Problem
Restate each entry below word for word, without skipping any.

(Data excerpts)
########################################
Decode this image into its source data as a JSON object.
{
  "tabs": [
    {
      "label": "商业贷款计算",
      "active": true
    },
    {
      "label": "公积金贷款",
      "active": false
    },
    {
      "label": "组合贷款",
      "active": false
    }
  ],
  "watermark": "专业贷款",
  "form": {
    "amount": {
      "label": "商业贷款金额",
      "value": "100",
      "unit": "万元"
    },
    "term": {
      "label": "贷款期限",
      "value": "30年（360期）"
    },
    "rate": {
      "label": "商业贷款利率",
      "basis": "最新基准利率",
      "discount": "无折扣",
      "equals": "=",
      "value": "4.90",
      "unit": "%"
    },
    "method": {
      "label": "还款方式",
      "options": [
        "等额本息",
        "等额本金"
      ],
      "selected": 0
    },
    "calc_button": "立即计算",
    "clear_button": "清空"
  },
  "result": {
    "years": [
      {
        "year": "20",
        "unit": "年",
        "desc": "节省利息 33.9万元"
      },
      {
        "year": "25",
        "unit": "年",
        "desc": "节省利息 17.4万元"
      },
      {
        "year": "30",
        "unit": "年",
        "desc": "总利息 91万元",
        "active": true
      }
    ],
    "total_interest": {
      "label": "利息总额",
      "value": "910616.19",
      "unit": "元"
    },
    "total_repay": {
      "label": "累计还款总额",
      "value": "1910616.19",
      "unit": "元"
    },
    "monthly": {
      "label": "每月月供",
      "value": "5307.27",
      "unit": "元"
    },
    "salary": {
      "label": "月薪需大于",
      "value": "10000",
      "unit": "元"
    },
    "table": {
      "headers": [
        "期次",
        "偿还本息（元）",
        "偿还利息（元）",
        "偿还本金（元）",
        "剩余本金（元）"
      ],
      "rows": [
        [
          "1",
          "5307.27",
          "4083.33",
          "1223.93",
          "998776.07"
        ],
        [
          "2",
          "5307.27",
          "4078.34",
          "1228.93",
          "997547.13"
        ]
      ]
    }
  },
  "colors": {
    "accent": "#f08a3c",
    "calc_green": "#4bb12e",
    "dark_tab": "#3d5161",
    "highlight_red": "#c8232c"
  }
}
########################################
Output below
Decode this image into its source data as a JSON object.
{
  "tabs": [
    {
      "label": "商业贷款计算",
      "active": true
    },
    {
      "label": "公积金贷款",
      "active": false
    },
    {
      "label": "组合贷款",
      "active": false
    }
  ],
  "watermark": "专业贷款",
  "form": {
    "amount": {
      "label": "商业贷款金额",
      "value": "100",
      "unit": "万元"
    },
    "term": {
      "label": "贷款期限",
      "value": "30年（360期）"
    },
    "rate": {
      "label": "商业贷款利率",
      "basis": "最新基准利率",
      "discount": "无折扣",
      "equals": "=",
      "value": "4.90",
      "unit": "%"
    },
    "method": {
      "label": "还款方式",
      "options": [
        "等额本息",
        "等额本金"
      ],
      "selected": 0
    },
    "calc_button": "立即计算",
    "clear_button": "清空"
  },
  "result": {
    "years": [
      {
        "year": "20",
        "unit": "年",
        "desc": "节省利息 33.9万元"
      },
      {
        "year": "25",
        "unit": "年",
        "desc": "节省利息 17.4万元"
      },
      {
        "year": "30",
        "unit": "年",
        "desc": "总利息 91万元",
        "active": true
      }
    ],
    "total_interest": {
      "label": "利息总额",
      "value": "910616.19",
      "unit": "元"
    },
    "total_repay": {
      "label": "累计还款总额",
      "value": "1910616.19",
      "unit": "元"
    },
    "monthly": {
      "label": "每月月供",
      "value": "5307.27",
      "unit": "元"
    },
    "salary": {
      "label": "月薪需大于",
      "value": "10000",
      "unit": "元"
    },
    "table": {
      "headers": [
        "期次",
        "偿还本息（元）",
        "偿还利息（元）",
        "偿还本金（元）",
        "剩余本金（元）"
      ],
      "rows": [
        [
          "1",
          "5307.27",
          "4083.33",
          "1223.93",
          "998776.07"
        ],
        [
          "2",
          "5307.27",
          "4078.34",
          "1228.93",
          "997547.13"
        ]
      ]
    }
  },
  "colors": {
    "accent": "#f08a3c",
    "calc_green": "#4bb12e",
    "dark_tab": "#3d5161",
    "highlight_red": "#c8232c"
  }
}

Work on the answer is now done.